IN THIS CHAPTER
Knowing where preferences are stored
Setting preferences for documents and the application
Customizing keyboard shortcuts, menu options, and workspaces
Setting defaults for documents, text, and objects
Creating default colors and styles
Changing the view scale
Although you may not realize it, Adobe has made a variety of educated guesses about the way you work. For example, it assumes you work in picas, that you prefer low-resolution previews of images, and that you use typographers' quotes. Adobe has also made decisions about the default properties of text, the default color swatches included with documents, and the default attributes of some objects. In all cases, Adobe tried to make the defaults appropriate for most publishers.

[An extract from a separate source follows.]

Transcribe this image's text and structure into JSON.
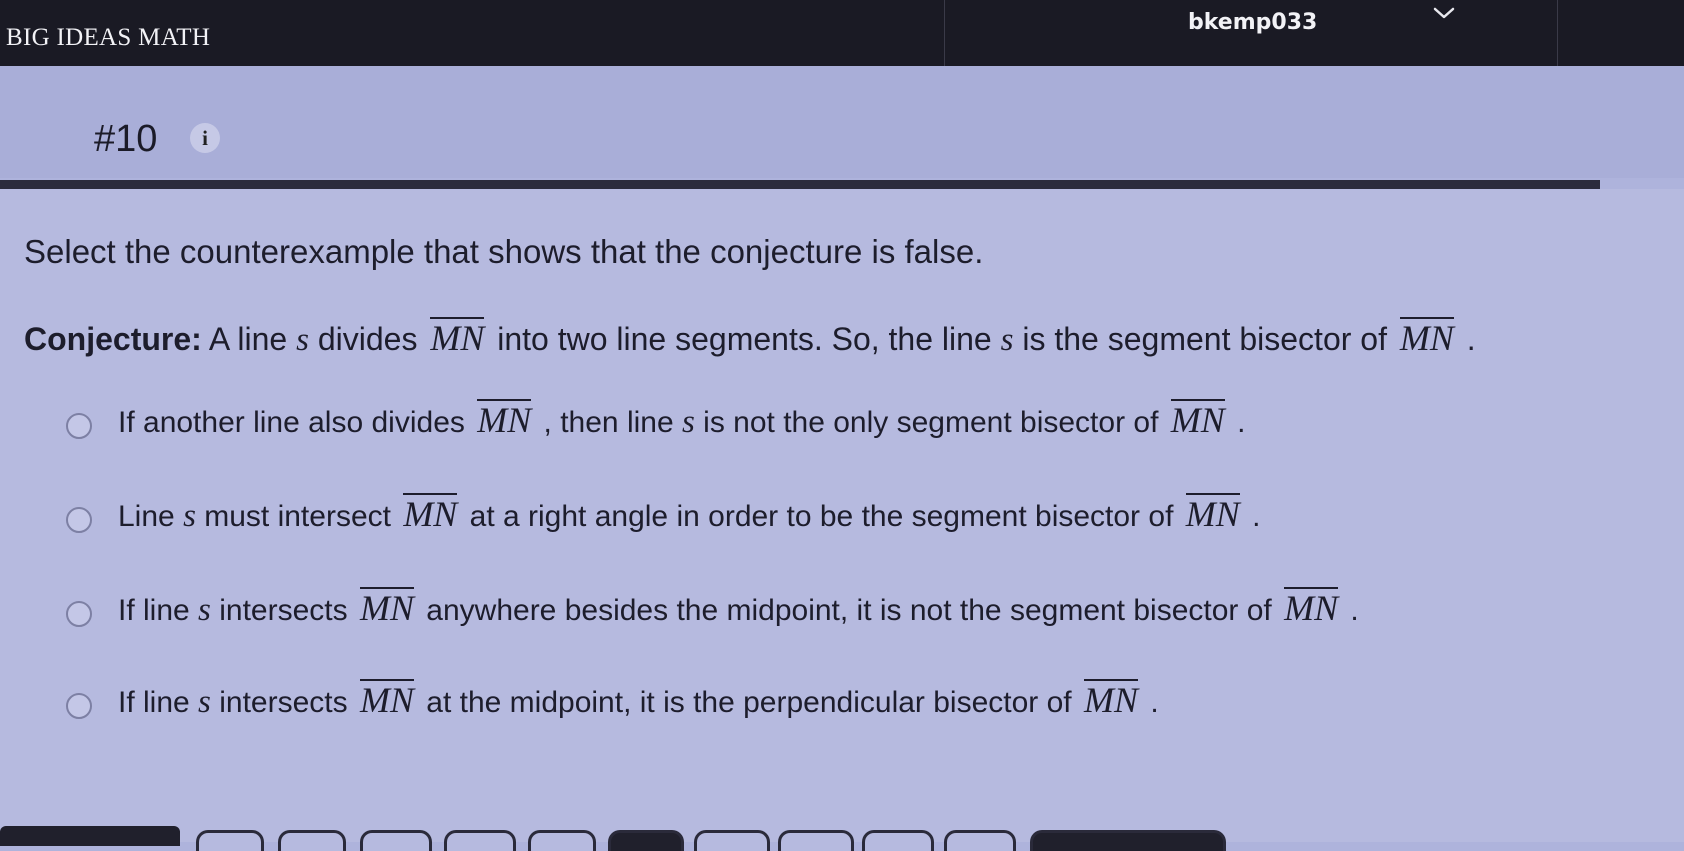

But no matter how much thought Adobe put into making these educated guesses, they don't work for everybody. In fact, it's unlikely that every single setting is appropriate for you. So no matter how tempted you are to jump in and start working, take a minute to prepare InDesign for the way you actually work. Otherwise, you end up conforming the way you work to InDesign's decisions, making it more difficult to learn the program and get your work done; or you end up making the same changes to document after document, wasting time in the process.

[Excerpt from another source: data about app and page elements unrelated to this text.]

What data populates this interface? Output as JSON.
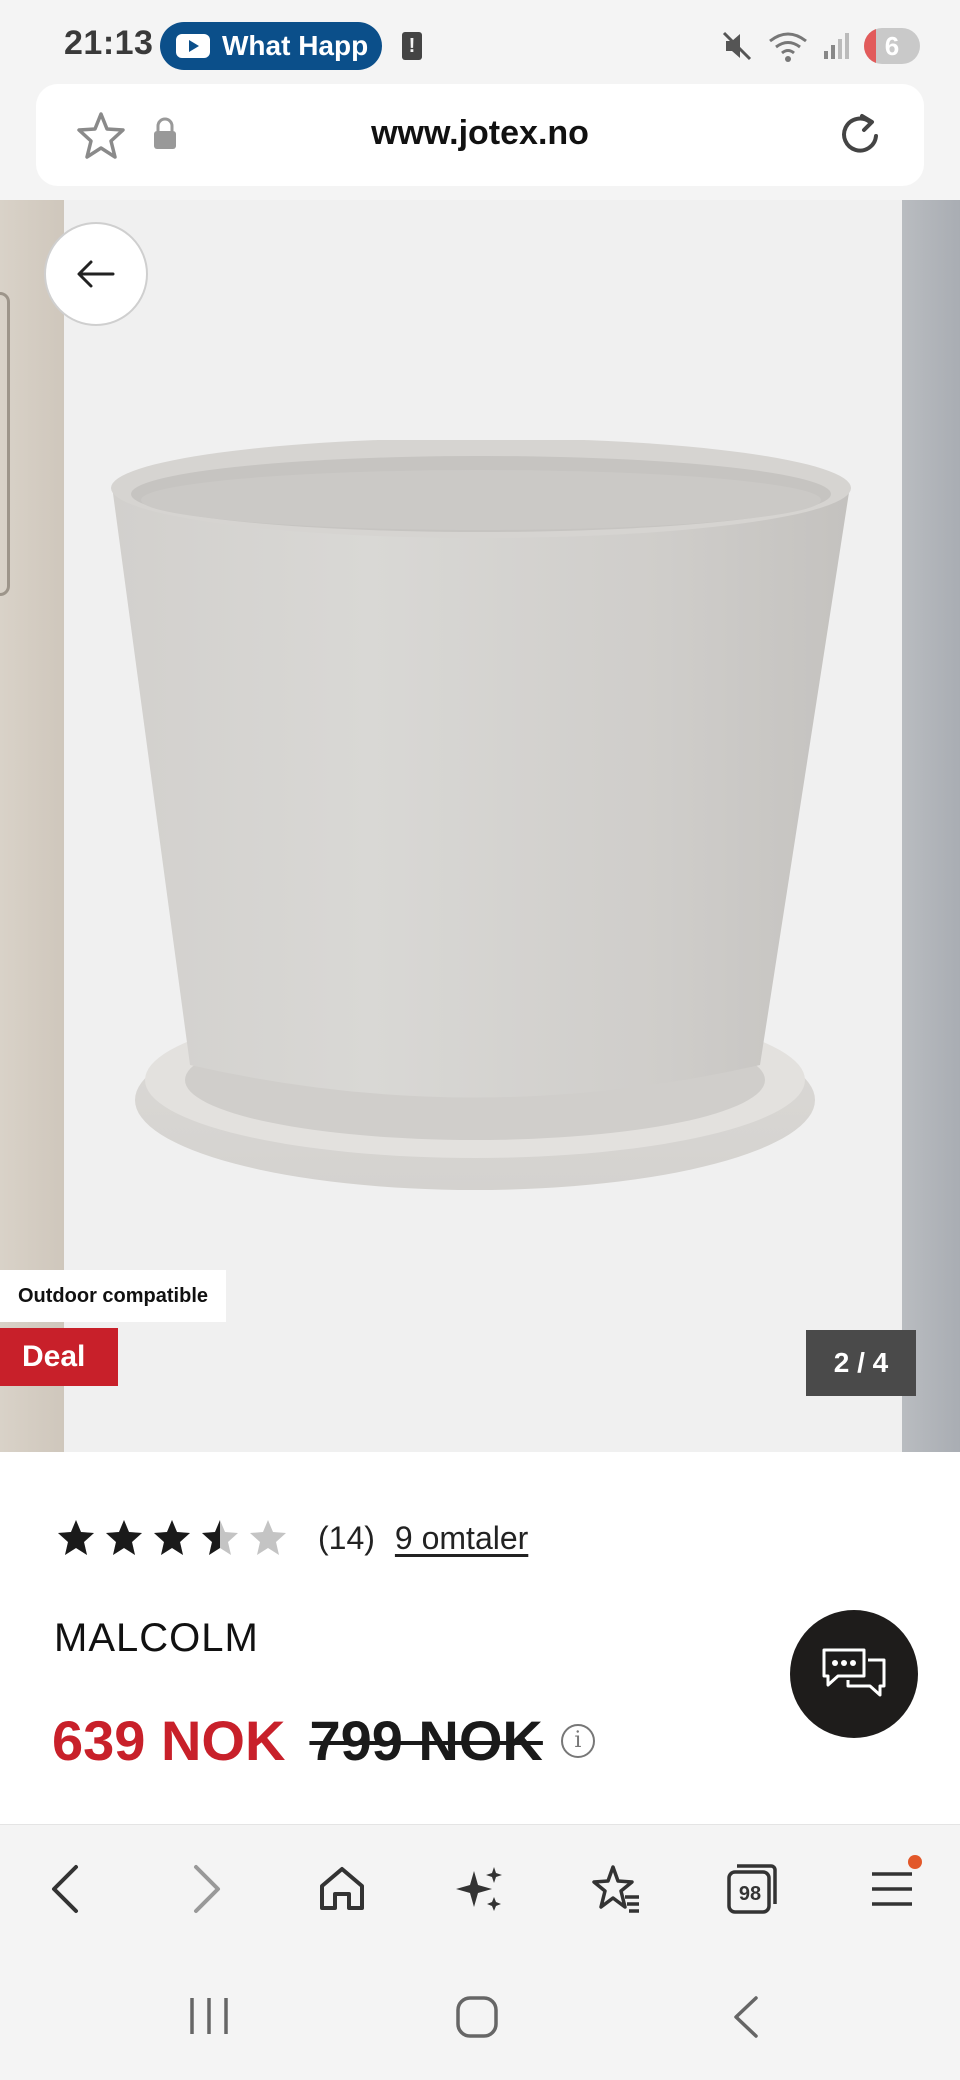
{
  "status_bar": {
    "time": "21:13",
    "media_pill_text": "What Happ",
    "alert_glyph": "!",
    "battery_level": "6",
    "icons": [
      "youtube-icon",
      "alert-icon",
      "mute-icon",
      "wifi-icon",
      "signal-icon",
      "battery-icon"
    ]
  },
  "url_bar": {
    "url": "www.jotex.no",
    "icons": [
      "star-icon",
      "lock-icon",
      "reload-icon"
    ]
  },
  "gallery": {
    "badge_outdoor": "Outdoor compatible",
    "badge_deal": "Deal",
    "counter": "2 / 4",
    "current_image": 2,
    "total_images": 4,
    "back_icon": "arrow-left-icon"
  },
  "product": {
    "rating_value": 3.5,
    "rating_max": 5,
    "rating_count": "(14)",
    "reviews_link": "9 omtaler",
    "name": "MALCOLM",
    "price_now": "639 NOK",
    "price_old": "799 NOK",
    "info_glyph": "i",
    "chat_icon": "chat-icon"
  },
  "toolbar": {
    "tabs_count": "98",
    "items": [
      "back-icon",
      "forward-icon",
      "home-icon",
      "ai-sparkle-icon",
      "bookmarks-icon",
      "tabs-icon",
      "menu-icon"
    ]
  },
  "system_nav": {
    "items": [
      "recents-icon",
      "home-icon",
      "back-icon"
    ]
  },
  "colors": {
    "accent_red": "#c8202a",
    "media_pill": "#0b4f8a",
    "chat_button": "#1e1c1b",
    "notification_dot": "#e2582a"
  }
}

InDesign stores preferences in several places. Some are stored in the documents themselves, so they work as expected as they are moved from ...